The word "content" occurs in some of the lines below; copy each of those lines.

==============================

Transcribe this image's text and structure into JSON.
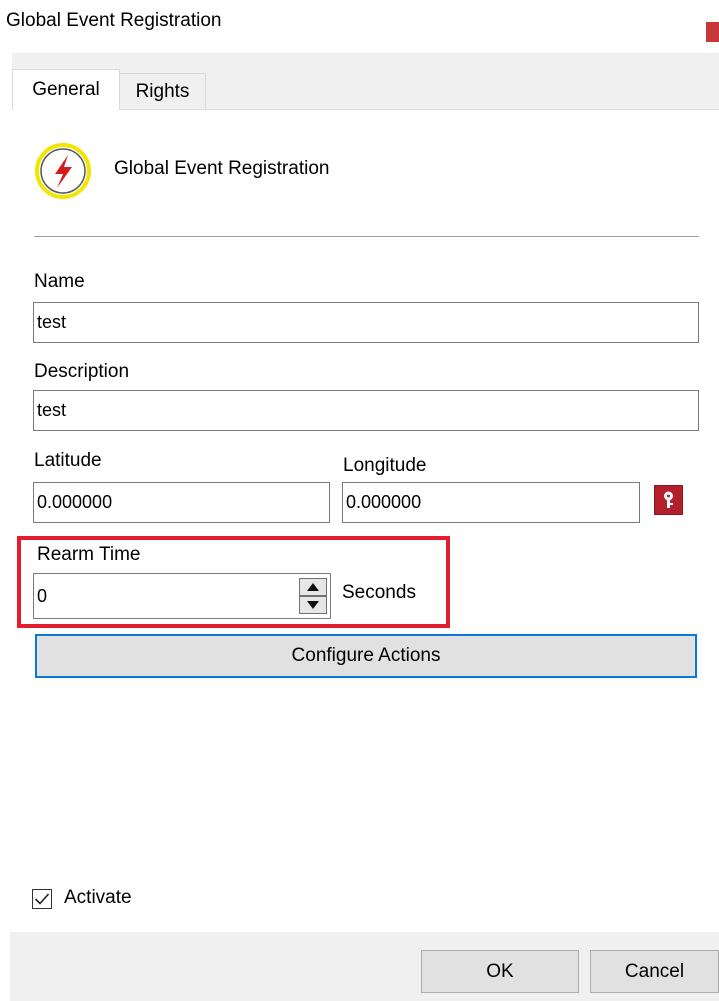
{
  "window": {
    "title": "Global Event Registration"
  },
  "tabs": [
    {
      "label": "General",
      "active": true
    },
    {
      "label": "Rights",
      "active": false
    }
  ],
  "header": {
    "title": "Global Event Registration",
    "icon": "lightning-icon"
  },
  "form": {
    "name": {
      "label": "Name",
      "value": "test"
    },
    "description": {
      "label": "Description",
      "value": "test"
    },
    "latitude": {
      "label": "Latitude",
      "value": "0.000000"
    },
    "longitude": {
      "label": "Longitude",
      "value": "0.000000"
    },
    "location_button": {
      "icon": "key-icon"
    },
    "rearm_time": {
      "label": "Rearm Time",
      "value": "0",
      "unit": "Seconds"
    },
    "configure_actions_label": "Configure Actions",
    "activate": {
      "label": "Activate",
      "checked": true
    }
  },
  "footer": {
    "ok_label": "OK",
    "cancel_label": "Cancel"
  },
  "colors": {
    "accent": "#0a78d7",
    "highlight": "#e31c2e",
    "key_button": "#b3202c",
    "icon_ring": "#f2e500"
  }
}
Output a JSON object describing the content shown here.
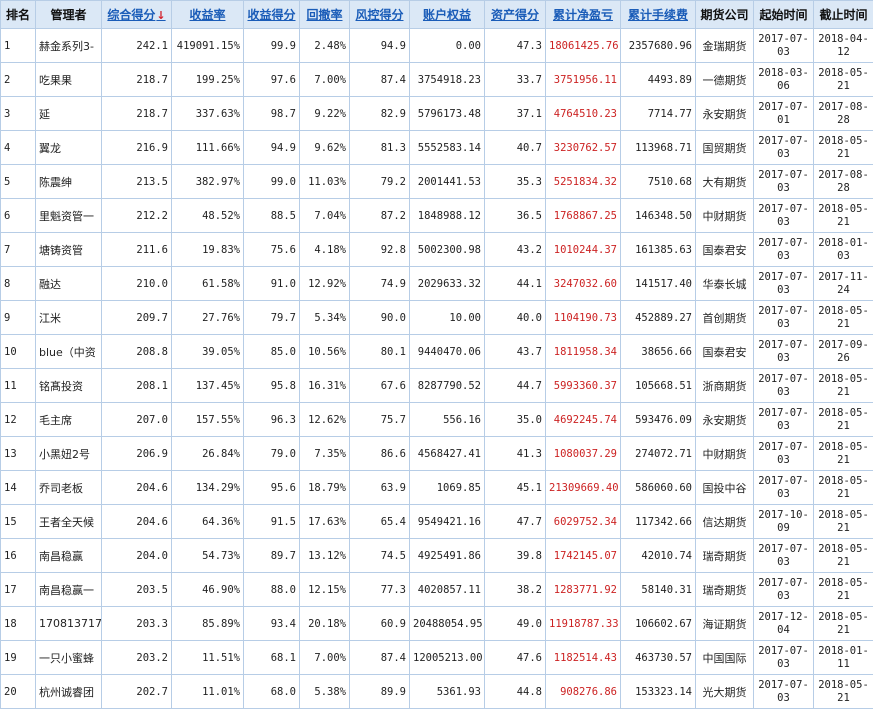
{
  "headers": {
    "rank": "排名",
    "manager": "管理者",
    "composite": "综合得分",
    "return_rate": "收益率",
    "return_score": "收益得分",
    "drawdown": "回撤率",
    "risk_score": "风控得分",
    "equity": "账户权益",
    "asset_score": "资产得分",
    "net_profit": "累计净盈亏",
    "fees": "累计手续费",
    "broker": "期货公司",
    "start": "起始时间",
    "end": "截止时间"
  },
  "sort_indicator": "↓",
  "colors": {
    "header_bg": "#dbe8f6",
    "border": "#b7cde6",
    "link": "#1a5cb8",
    "profit": "#cc2222"
  },
  "rows": [
    {
      "rank": "1",
      "manager": "赫金系列3-",
      "composite": "242.1",
      "return_rate": "419091.15%",
      "return_score": "99.9",
      "drawdown": "2.48%",
      "risk_score": "94.9",
      "equity": "0.00",
      "asset_score": "47.3",
      "net_profit": "18061425.76",
      "fees": "2357680.96",
      "broker": "金瑞期货",
      "start_a": "2017-07-",
      "start_b": "03",
      "end_a": "2018-04-",
      "end_b": "12"
    },
    {
      "rank": "2",
      "manager": "吃果果",
      "composite": "218.7",
      "return_rate": "199.25%",
      "return_score": "97.6",
      "drawdown": "7.00%",
      "risk_score": "87.4",
      "equity": "3754918.23",
      "asset_score": "33.7",
      "net_profit": "3751956.11",
      "fees": "4493.89",
      "broker": "一德期货",
      "start_a": "2018-03-",
      "start_b": "06",
      "end_a": "2018-05-",
      "end_b": "21"
    },
    {
      "rank": "3",
      "manager": "延",
      "composite": "218.7",
      "return_rate": "337.63%",
      "return_score": "98.7",
      "drawdown": "9.22%",
      "risk_score": "82.9",
      "equity": "5796173.48",
      "asset_score": "37.1",
      "net_profit": "4764510.23",
      "fees": "7714.77",
      "broker": "永安期货",
      "start_a": "2017-07-",
      "start_b": "01",
      "end_a": "2017-08-",
      "end_b": "28"
    },
    {
      "rank": "4",
      "manager": "翼龙",
      "composite": "216.9",
      "return_rate": "111.66%",
      "return_score": "94.9",
      "drawdown": "9.62%",
      "risk_score": "81.3",
      "equity": "5552583.14",
      "asset_score": "40.7",
      "net_profit": "3230762.57",
      "fees": "113968.71",
      "broker": "国贸期货",
      "start_a": "2017-07-",
      "start_b": "03",
      "end_a": "2018-05-",
      "end_b": "21"
    },
    {
      "rank": "5",
      "manager": "陈震绅",
      "composite": "213.5",
      "return_rate": "382.97%",
      "return_score": "99.0",
      "drawdown": "11.03%",
      "risk_score": "79.2",
      "equity": "2001441.53",
      "asset_score": "35.3",
      "net_profit": "5251834.32",
      "fees": "7510.68",
      "broker": "大有期货",
      "start_a": "2017-07-",
      "start_b": "03",
      "end_a": "2017-08-",
      "end_b": "28"
    },
    {
      "rank": "6",
      "manager": "里魁资管一",
      "composite": "212.2",
      "return_rate": "48.52%",
      "return_score": "88.5",
      "drawdown": "7.04%",
      "risk_score": "87.2",
      "equity": "1848988.12",
      "asset_score": "36.5",
      "net_profit": "1768867.25",
      "fees": "146348.50",
      "broker": "中财期货",
      "start_a": "2017-07-",
      "start_b": "03",
      "end_a": "2018-05-",
      "end_b": "21"
    },
    {
      "rank": "7",
      "manager": "塘铸资管",
      "composite": "211.6",
      "return_rate": "19.83%",
      "return_score": "75.6",
      "drawdown": "4.18%",
      "risk_score": "92.8",
      "equity": "5002300.98",
      "asset_score": "43.2",
      "net_profit": "1010244.37",
      "fees": "161385.63",
      "broker": "国泰君安",
      "start_a": "2017-07-",
      "start_b": "03",
      "end_a": "2018-01-",
      "end_b": "03"
    },
    {
      "rank": "8",
      "manager": "融达",
      "composite": "210.0",
      "return_rate": "61.58%",
      "return_score": "91.0",
      "drawdown": "12.92%",
      "risk_score": "74.9",
      "equity": "2029633.32",
      "asset_score": "44.1",
      "net_profit": "3247032.60",
      "fees": "141517.40",
      "broker": "华泰长城",
      "start_a": "2017-07-",
      "start_b": "03",
      "end_a": "2017-11-",
      "end_b": "24"
    },
    {
      "rank": "9",
      "manager": "江米",
      "composite": "209.7",
      "return_rate": "27.76%",
      "return_score": "79.7",
      "drawdown": "5.34%",
      "risk_score": "90.0",
      "equity": "10.00",
      "asset_score": "40.0",
      "net_profit": "1104190.73",
      "fees": "452889.27",
      "broker": "首创期货",
      "start_a": "2017-07-",
      "start_b": "03",
      "end_a": "2018-05-",
      "end_b": "21"
    },
    {
      "rank": "10",
      "manager": "blue（中资",
      "composite": "208.8",
      "return_rate": "39.05%",
      "return_score": "85.0",
      "drawdown": "10.56%",
      "risk_score": "80.1",
      "equity": "9440470.06",
      "asset_score": "43.7",
      "net_profit": "1811958.34",
      "fees": "38656.66",
      "broker": "国泰君安",
      "start_a": "2017-07-",
      "start_b": "03",
      "end_a": "2017-09-",
      "end_b": "26"
    },
    {
      "rank": "11",
      "manager": "铭髙投资",
      "composite": "208.1",
      "return_rate": "137.45%",
      "return_score": "95.8",
      "drawdown": "16.31%",
      "risk_score": "67.6",
      "equity": "8287790.52",
      "asset_score": "44.7",
      "net_profit": "5993360.37",
      "fees": "105668.51",
      "broker": "浙商期货",
      "start_a": "2017-07-",
      "start_b": "03",
      "end_a": "2018-05-",
      "end_b": "21"
    },
    {
      "rank": "12",
      "manager": "毛主席",
      "composite": "207.0",
      "return_rate": "157.55%",
      "return_score": "96.3",
      "drawdown": "12.62%",
      "risk_score": "75.7",
      "equity": "556.16",
      "asset_score": "35.0",
      "net_profit": "4692245.74",
      "fees": "593476.09",
      "broker": "永安期货",
      "start_a": "2017-07-",
      "start_b": "03",
      "end_a": "2018-05-",
      "end_b": "21"
    },
    {
      "rank": "13",
      "manager": "小黑妞2号",
      "composite": "206.9",
      "return_rate": "26.84%",
      "return_score": "79.0",
      "drawdown": "7.35%",
      "risk_score": "86.6",
      "equity": "4568427.41",
      "asset_score": "41.3",
      "net_profit": "1080037.29",
      "fees": "274072.71",
      "broker": "中财期货",
      "start_a": "2017-07-",
      "start_b": "03",
      "end_a": "2018-05-",
      "end_b": "21"
    },
    {
      "rank": "14",
      "manager": "乔司老板",
      "composite": "204.6",
      "return_rate": "134.29%",
      "return_score": "95.6",
      "drawdown": "18.79%",
      "risk_score": "63.9",
      "equity": "1069.85",
      "asset_score": "45.1",
      "net_profit": "21309669.40",
      "fees": "586060.60",
      "broker": "国投中谷",
      "start_a": "2017-07-",
      "start_b": "03",
      "end_a": "2018-05-",
      "end_b": "21"
    },
    {
      "rank": "15",
      "manager": "王者全天候",
      "composite": "204.6",
      "return_rate": "64.36%",
      "return_score": "91.5",
      "drawdown": "17.63%",
      "risk_score": "65.4",
      "equity": "9549421.16",
      "asset_score": "47.7",
      "net_profit": "6029752.34",
      "fees": "117342.66",
      "broker": "信达期货",
      "start_a": "2017-10-",
      "start_b": "09",
      "end_a": "2018-05-",
      "end_b": "21"
    },
    {
      "rank": "16",
      "manager": "南昌稳赢",
      "composite": "204.0",
      "return_rate": "54.73%",
      "return_score": "89.7",
      "drawdown": "13.12%",
      "risk_score": "74.5",
      "equity": "4925491.86",
      "asset_score": "39.8",
      "net_profit": "1742145.07",
      "fees": "42010.74",
      "broker": "瑞奇期货",
      "start_a": "2017-07-",
      "start_b": "03",
      "end_a": "2018-05-",
      "end_b": "21"
    },
    {
      "rank": "17",
      "manager": "南昌稳赢一",
      "composite": "203.5",
      "return_rate": "46.90%",
      "return_score": "88.0",
      "drawdown": "12.15%",
      "risk_score": "77.3",
      "equity": "4020857.11",
      "asset_score": "38.2",
      "net_profit": "1283771.92",
      "fees": "58140.31",
      "broker": "瑞奇期货",
      "start_a": "2017-07-",
      "start_b": "03",
      "end_a": "2018-05-",
      "end_b": "21"
    },
    {
      "rank": "18",
      "manager": "170813717",
      "composite": "203.3",
      "return_rate": "85.89%",
      "return_score": "93.4",
      "drawdown": "20.18%",
      "risk_score": "60.9",
      "equity": "20488054.95",
      "asset_score": "49.0",
      "net_profit": "11918787.33",
      "fees": "106602.67",
      "broker": "海证期货",
      "start_a": "2017-12-",
      "start_b": "04",
      "end_a": "2018-05-",
      "end_b": "21"
    },
    {
      "rank": "19",
      "manager": "一只小蜜蜂",
      "composite": "203.2",
      "return_rate": "11.51%",
      "return_score": "68.1",
      "drawdown": "7.00%",
      "risk_score": "87.4",
      "equity": "12005213.00",
      "asset_score": "47.6",
      "net_profit": "1182514.43",
      "fees": "463730.57",
      "broker": "中国国际",
      "start_a": "2017-07-",
      "start_b": "03",
      "end_a": "2018-01-",
      "end_b": "11"
    },
    {
      "rank": "20",
      "manager": "杭州诚睿团",
      "composite": "202.7",
      "return_rate": "11.01%",
      "return_score": "68.0",
      "drawdown": "5.38%",
      "risk_score": "89.9",
      "equity": "5361.93",
      "asset_score": "44.8",
      "net_profit": "908276.86",
      "fees": "153323.14",
      "broker": "光大期货",
      "start_a": "2017-07-",
      "start_b": "03",
      "end_a": "2018-05-",
      "end_b": "21"
    }
  ]
}
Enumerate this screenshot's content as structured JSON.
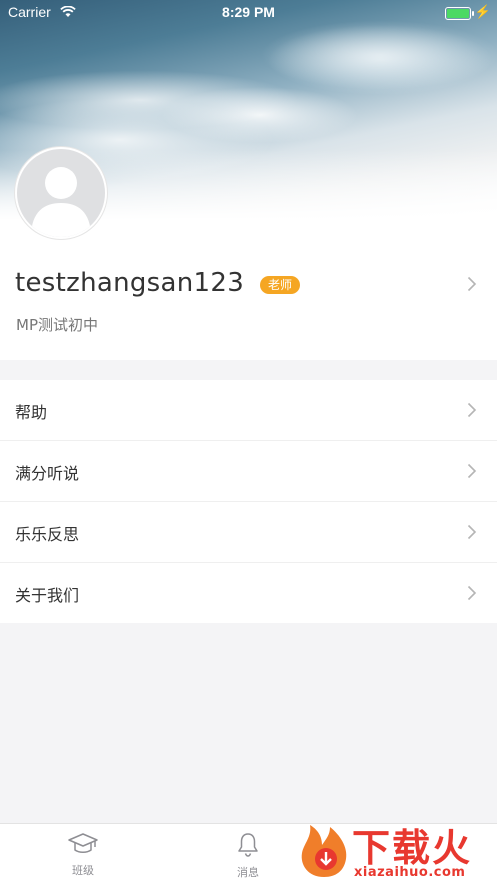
{
  "status_bar": {
    "carrier": "Carrier",
    "time": "8:29 PM",
    "battery_color": "#4cd964"
  },
  "profile": {
    "username": "testzhangsan123",
    "role_badge": "老师",
    "role_badge_color": "#f5a623",
    "school": "MP测试初中",
    "avatar_icon": "default-user-avatar"
  },
  "menu": {
    "items": [
      {
        "label": "帮助"
      },
      {
        "label": "满分听说"
      },
      {
        "label": "乐乐反思"
      },
      {
        "label": "关于我们"
      }
    ]
  },
  "tabbar": {
    "tabs": [
      {
        "label": "班级",
        "icon": "graduation-cap-icon"
      },
      {
        "label": "消息",
        "icon": "bell-icon"
      }
    ]
  },
  "watermark": {
    "text": "下载火",
    "subtext": "xiazaihuo.com",
    "color": "#e8382f"
  }
}
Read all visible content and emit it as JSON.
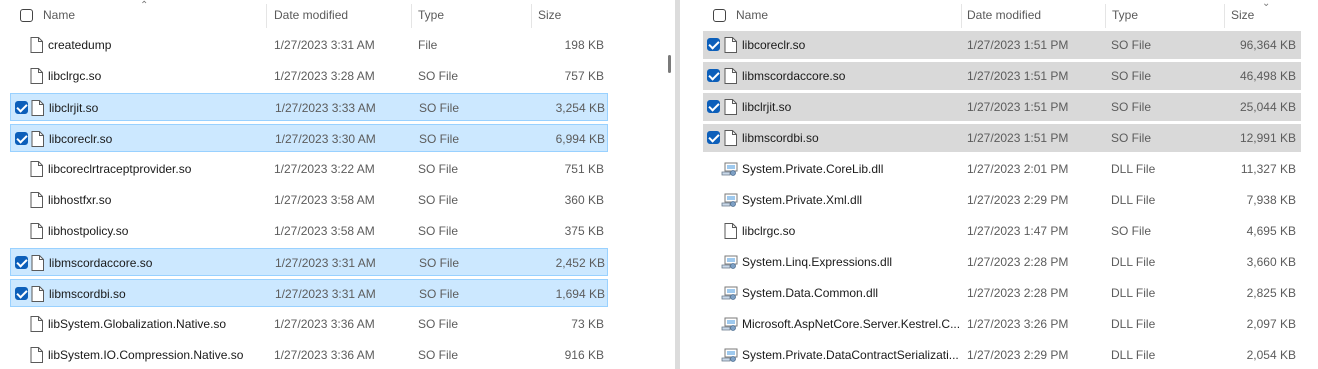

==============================

[FINISHED TASK]
Output a JSON object describing the content shown here.
Enumerate this screenshot's content as structured JSON.
Read all visible content and emit it as JSON.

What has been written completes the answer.